> **PROBLEM TO WORK ON**:
Omit the pictures, please, and give each record below again exactly.

> **RECORDS SUPPLIED**:
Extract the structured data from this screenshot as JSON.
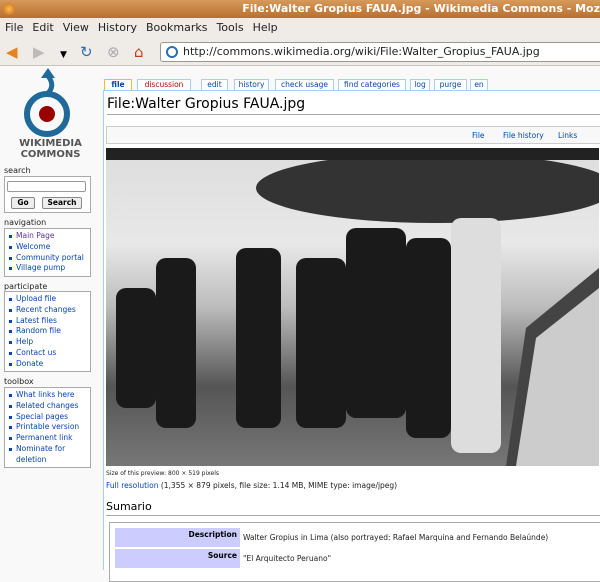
{
  "window": {
    "title": "File:Walter Gropius FAUA.jpg - Wikimedia Commons - Moz"
  },
  "menu": [
    "File",
    "Edit",
    "View",
    "History",
    "Bookmarks",
    "Tools",
    "Help"
  ],
  "url": "http://commons.wikimedia.org/wiki/File:Walter_Gropius_FAUA.jpg",
  "logo": {
    "line1": "WIKIMEDIA",
    "line2": "COMMONS"
  },
  "search": {
    "label": "search",
    "go": "Go",
    "search": "Search",
    "value": ""
  },
  "navigation": {
    "label": "navigation",
    "items": [
      "Main Page",
      "Welcome",
      "Community portal",
      "Village pump"
    ]
  },
  "participate": {
    "label": "participate",
    "items": [
      "Upload file",
      "Recent changes",
      "Latest files",
      "Random file",
      "Help",
      "Contact us",
      "Donate"
    ]
  },
  "toolbox": {
    "label": "toolbox",
    "items": [
      "What links here",
      "Related changes",
      "Special pages",
      "Printable version",
      "Permanent link",
      "Nominate for deletion"
    ]
  },
  "tabs": [
    "file",
    "discussion",
    "edit",
    "history",
    "check usage",
    "find categories",
    "log",
    "purge",
    "en"
  ],
  "page": {
    "title": "File:Walter Gropius FAUA.jpg",
    "file_links": [
      "File",
      "File history",
      "Links"
    ],
    "preview_size": "Size of this preview: 800 × 519 pixels",
    "full_res_link": "Full resolution",
    "full_res_info": " (1,355 × 879 pixels, file size: 1.14 MB, MIME type: image/jpeg)",
    "section": "Sumario",
    "rows": [
      {
        "label": "Description",
        "value": "Walter Gropius in Lima (also portrayed: Rafael Marquina and Fernando Belaúnde)"
      },
      {
        "label": "Source",
        "value": "\"El Arquitecto Peruano\""
      }
    ]
  },
  "colors": {
    "link": "#0645ad",
    "tab_active": "#ffffff",
    "table_header": "#ccccff",
    "logo_blue": "#1f6a99",
    "logo_red": "#990000"
  }
}
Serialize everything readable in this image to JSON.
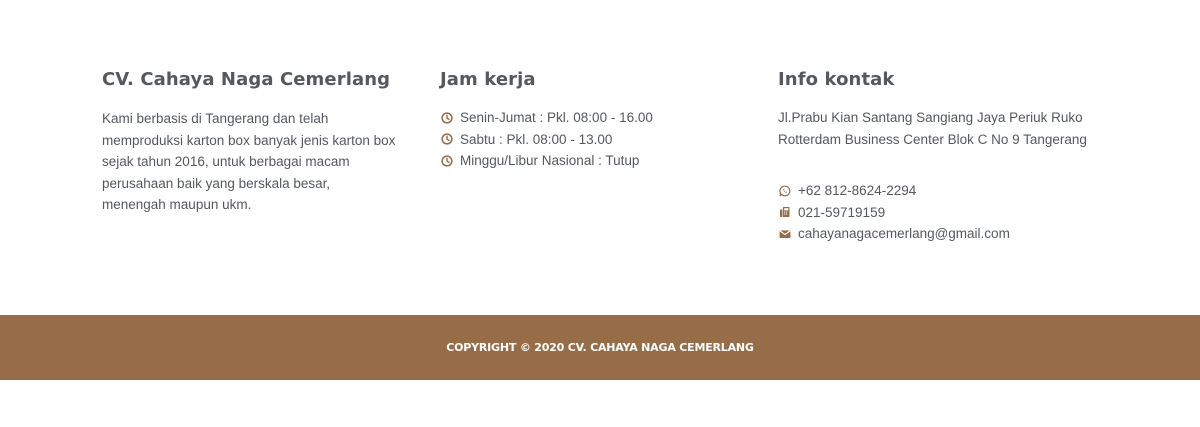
{
  "about": {
    "title": "CV. Cahaya Naga Cemerlang",
    "description": "Kami berbasis di Tangerang dan telah memproduksi karton box banyak jenis karton box sejak tahun 2016, untuk berbagai macam perusahaan baik yang berskala besar, menengah maupun ukm."
  },
  "hours": {
    "title": "Jam kerja",
    "items": [
      {
        "icon": "clock-icon",
        "label": "Senin-Jumat : Pkl. 08:00 - 16.00"
      },
      {
        "icon": "clock-icon",
        "label": "Sabtu : Pkl. 08:00 - 13.00"
      },
      {
        "icon": "clock-icon",
        "label": "Minggu/Libur Nasional : Tutup"
      }
    ]
  },
  "contact": {
    "title": "Info kontak",
    "address": "Jl.Prabu Kian Santang Sangiang Jaya Periuk Ruko Rotterdam Business Center Blok C No 9 Tangerang",
    "items": [
      {
        "icon": "whatsapp-icon",
        "label": "+62 812-8624-2294"
      },
      {
        "icon": "fax-icon",
        "label": "021-59719159"
      },
      {
        "icon": "envelope-icon",
        "label": "cahayanagacemerlang@gmail.com"
      }
    ]
  },
  "footer": {
    "copyright": "Copyright © 2020 CV. Cahaya Naga Cemerlang"
  },
  "colors": {
    "accent": "#966d47",
    "text": "#54595f",
    "background": "#ffffff"
  }
}
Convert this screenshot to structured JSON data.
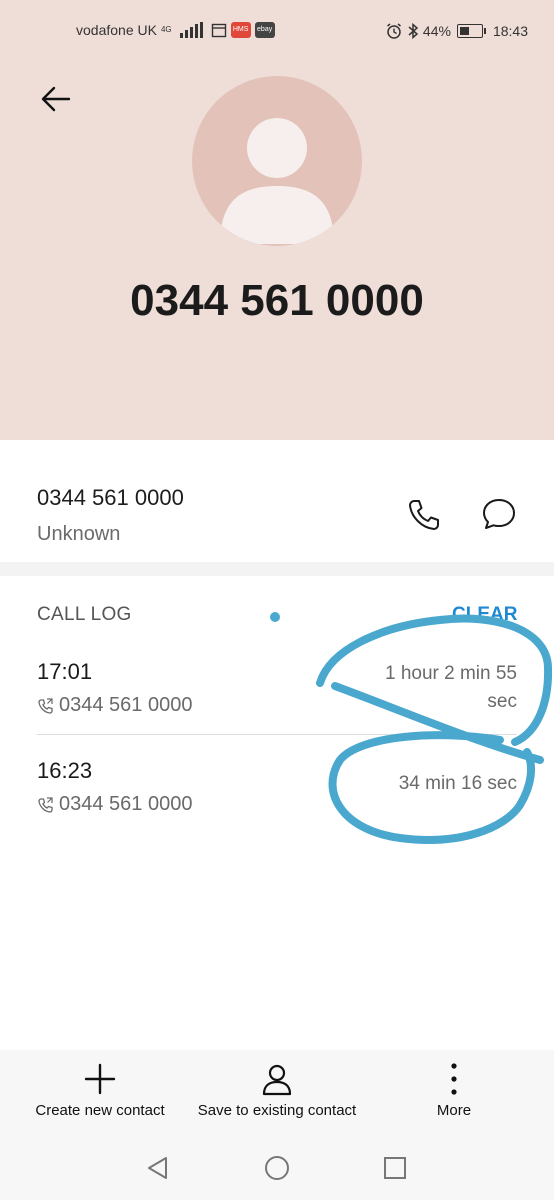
{
  "status_bar": {
    "carrier": "vodafone UK",
    "network": "4G",
    "app_badges": [
      "HMS",
      "ebay"
    ],
    "battery": "44%",
    "battery_level": 0.44,
    "time": "18:43"
  },
  "header": {
    "number": "0344 561 0000"
  },
  "contact": {
    "number": "0344 561 0000",
    "label": "Unknown"
  },
  "call_log": {
    "title": "CALL LOG",
    "clear_label": "CLEAR",
    "entries": [
      {
        "time": "17:01",
        "number": "0344 561 0000",
        "duration_line1": "1 hour 2 min 55",
        "duration_line2": "sec"
      },
      {
        "time": "16:23",
        "number": "0344 561 0000",
        "duration_line1": "34 min 16 sec",
        "duration_line2": ""
      }
    ]
  },
  "actions": {
    "create_new": "Create new contact",
    "save_existing": "Save to existing contact",
    "more": "More"
  },
  "colors": {
    "header_bg": "#efded8",
    "accent": "#1e88d2",
    "annotation": "#4aa8cf"
  }
}
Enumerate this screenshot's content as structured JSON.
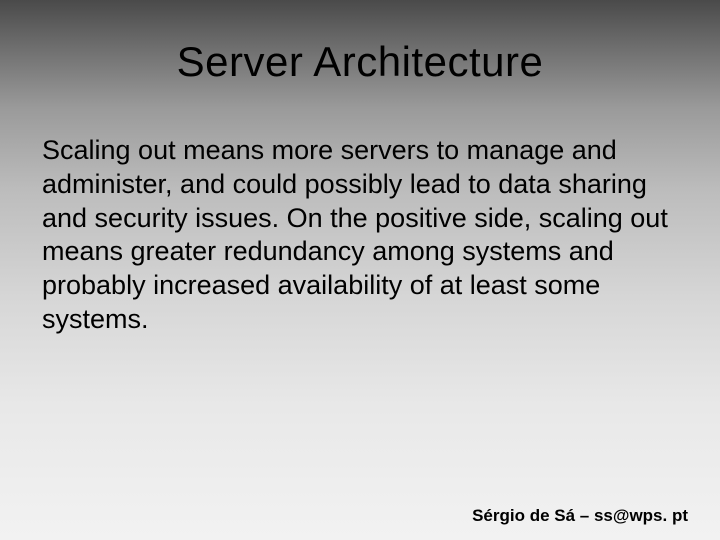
{
  "title": "Server Architecture",
  "body": "Scaling out means more servers to manage and administer, and could possibly lead to data sharing and security issues. On the positive side, scaling out means greater redundancy among systems and probably increased availability of at least some systems.",
  "footer": "Sérgio de Sá – ss@wps. pt"
}
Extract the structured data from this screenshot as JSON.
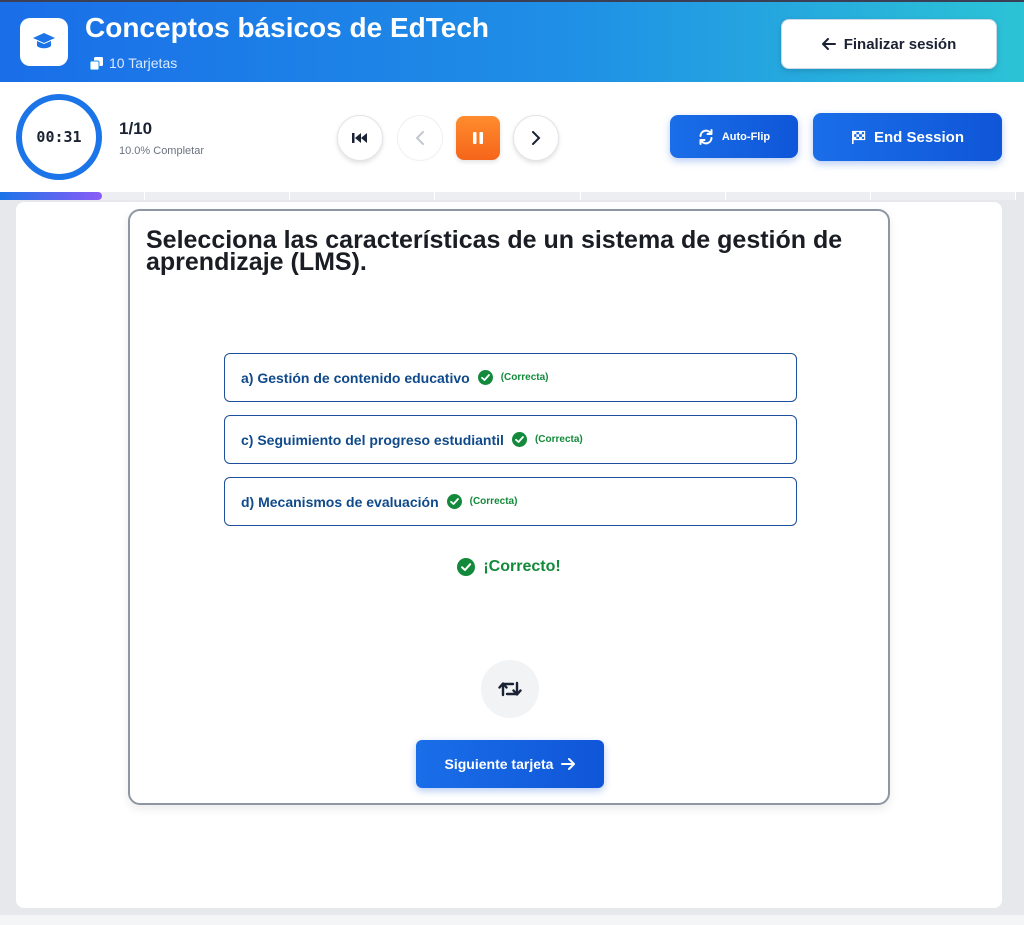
{
  "header": {
    "title": "Conceptos básicos de EdTech",
    "card_count": "10 Tarjetas",
    "finish_label": "Finalizar sesión"
  },
  "toolbar": {
    "timer": "00:31",
    "count": "1/10",
    "percent": "10.0% Completar",
    "autoflip_label": "Auto-Flip",
    "end_label": "End Session"
  },
  "progress": {
    "value": 0.1,
    "segments": 7
  },
  "card": {
    "question": "Selecciona las características de un sistema de gestión de aprendizaje (LMS).",
    "options": [
      {
        "label": "a)  Gestión de contenido educativo",
        "status": "(Correcta)"
      },
      {
        "label": "c)  Seguimiento del progreso estudiantil",
        "status": "(Correcta)"
      },
      {
        "label": "d)  Mecanismos de evaluación",
        "status": "(Correcta)"
      }
    ],
    "feedback": "¡Correcto!",
    "next_label": "Siguiente tarjeta"
  },
  "colors": {
    "accent": "#1a6ee8",
    "success": "#138a3b",
    "pause": "#f5651a"
  }
}
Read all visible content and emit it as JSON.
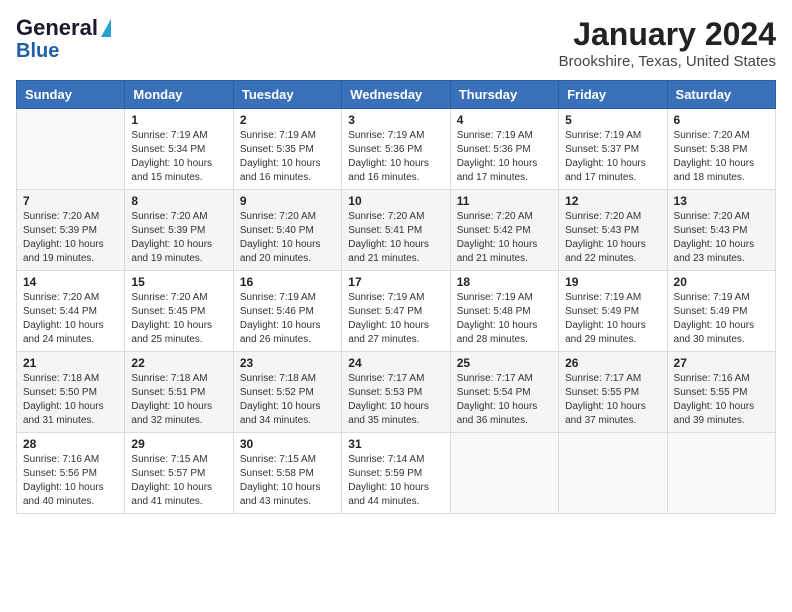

> **SOLUTION TO THE EXERCISE**:
Extract the structured data from this screenshot as JSON.
{
  "window": {
    "title": "File:Walter Gropius FAUA.jpg - Wikimedia Commons - Moz"
  },
  "menu": [
    "File",
    "Edit",
    "View",
    "History",
    "Bookmarks",
    "Tools",
    "Help"
  ],
  "url": "http://commons.wikimedia.org/wiki/File:Walter_Gropius_FAUA.jpg",
  "logo": {
    "line1": "WIKIMEDIA",
    "line2": "COMMONS"
  },
  "search": {
    "label": "search",
    "go": "Go",
    "search": "Search",
    "value": ""
  },
  "navigation": {
    "label": "navigation",
    "items": [
      "Main Page",
      "Welcome",
      "Community portal",
      "Village pump"
    ]
  },
  "participate": {
    "label": "participate",
    "items": [
      "Upload file",
      "Recent changes",
      "Latest files",
      "Random file",
      "Help",
      "Contact us",
      "Donate"
    ]
  },
  "toolbox": {
    "label": "toolbox",
    "items": [
      "What links here",
      "Related changes",
      "Special pages",
      "Printable version",
      "Permanent link",
      "Nominate for deletion"
    ]
  },
  "tabs": [
    "file",
    "discussion",
    "edit",
    "history",
    "check usage",
    "find categories",
    "log",
    "purge",
    "en"
  ],
  "page": {
    "title": "File:Walter Gropius FAUA.jpg",
    "file_links": [
      "File",
      "File history",
      "Links"
    ],
    "preview_size": "Size of this preview: 800 × 519 pixels",
    "full_res_link": "Full resolution",
    "full_res_info": " (1,355 × 879 pixels, file size: 1.14 MB, MIME type: image/jpeg)",
    "section": "Sumario",
    "rows": [
      {
        "label": "Description",
        "value": "Walter Gropius in Lima (also portrayed: Rafael Marquina and Fernando Belaúnde)"
      },
      {
        "label": "Source",
        "value": "\"El Arquitecto Peruano\""
      }
    ]
  },
  "colors": {
    "link": "#0645ad",
    "tab_active": "#ffffff",
    "table_header": "#ccccff",
    "logo_blue": "#1f6a99",
    "logo_red": "#990000"
  }
}
Serialize everything readable in this image to JSON.
{
  "about": {
    "title": "CV. Cahaya Naga Cemerlang",
    "description": "Kami berbasis di Tangerang dan telah memproduksi karton box banyak jenis karton box sejak tahun 2016, untuk berbagai macam perusahaan baik yang berskala besar, menengah maupun ukm."
  },
  "hours": {
    "title": "Jam kerja",
    "items": [
      {
        "icon": "clock-icon",
        "label": "Senin-Jumat : Pkl. 08:00 - 16.00"
      },
      {
        "icon": "clock-icon",
        "label": "Sabtu : Pkl. 08:00 - 13.00"
      },
      {
        "icon": "clock-icon",
        "label": "Minggu/Libur Nasional : Tutup"
      }
    ]
  },
  "contact": {
    "title": "Info kontak",
    "address": "Jl.Prabu Kian Santang Sangiang Jaya Periuk Ruko Rotterdam Business Center Blok C No 9 Tangerang",
    "items": [
      {
        "icon": "whatsapp-icon",
        "label": "+62 812-8624-2294"
      },
      {
        "icon": "fax-icon",
        "label": "021-59719159"
      },
      {
        "icon": "envelope-icon",
        "label": "cahayanagacemerlang@gmail.com"
      }
    ]
  },
  "footer": {
    "copyright": "Copyright © 2020 CV. Cahaya Naga Cemerlang"
  },
  "colors": {
    "accent": "#966d47",
    "text": "#54595f",
    "background": "#ffffff"
  }
}
Convert this screenshot to structured JSON data.
{
  "status_bar": {
    "carrier": "vodafone UK",
    "network": "4G",
    "app_badges": [
      "HMS",
      "ebay"
    ],
    "battery": "44%",
    "battery_level": 0.44,
    "time": "18:43"
  },
  "header": {
    "number": "0344 561 0000"
  },
  "contact": {
    "number": "0344 561 0000",
    "label": "Unknown"
  },
  "call_log": {
    "title": "CALL LOG",
    "clear_label": "CLEAR",
    "entries": [
      {
        "time": "17:01",
        "number": "0344 561 0000",
        "duration_line1": "1 hour 2 min 55",
        "duration_line2": "sec"
      },
      {
        "time": "16:23",
        "number": "0344 561 0000",
        "duration_line1": "34 min 16 sec",
        "duration_line2": ""
      }
    ]
  },
  "actions": {
    "create_new": "Create new contact",
    "save_existing": "Save to existing contact",
    "more": "More"
  },
  "colors": {
    "header_bg": "#efded8",
    "accent": "#1e88d2",
    "annotation": "#4aa8cf"
  }
}
Enumerate this screenshot's content as structured JSON.
{
  "title": "Server Architecture",
  "body": "Scaling out means more servers to manage and administer, and could possibly lead to data sharing and security issues. On the positive side, scaling out means greater redundancy among systems and probably increased availability of at least some systems.",
  "footer": "Sérgio de Sá – ss@wps. pt"
}
Extract the structured data from this screenshot as JSON.
{
  "header": {
    "title": "Conceptos básicos de EdTech",
    "card_count": "10 Tarjetas",
    "finish_label": "Finalizar sesión"
  },
  "toolbar": {
    "timer": "00:31",
    "count": "1/10",
    "percent": "10.0% Completar",
    "autoflip_label": "Auto-Flip",
    "end_label": "End Session"
  },
  "progress": {
    "value": 0.1,
    "segments": 7
  },
  "card": {
    "question": "Selecciona las características de un sistema de gestión de aprendizaje (LMS).",
    "options": [
      {
        "label": "a)  Gestión de contenido educativo",
        "status": "(Correcta)"
      },
      {
        "label": "c)  Seguimiento del progreso estudiantil",
        "status": "(Correcta)"
      },
      {
        "label": "d)  Mecanismos de evaluación",
        "status": "(Correcta)"
      }
    ],
    "feedback": "¡Correcto!",
    "next_label": "Siguiente tarjeta"
  },
  "colors": {
    "accent": "#1a6ee8",
    "success": "#138a3b",
    "pause": "#f5651a"
  }
}
Read all visible content and emit it as JSON.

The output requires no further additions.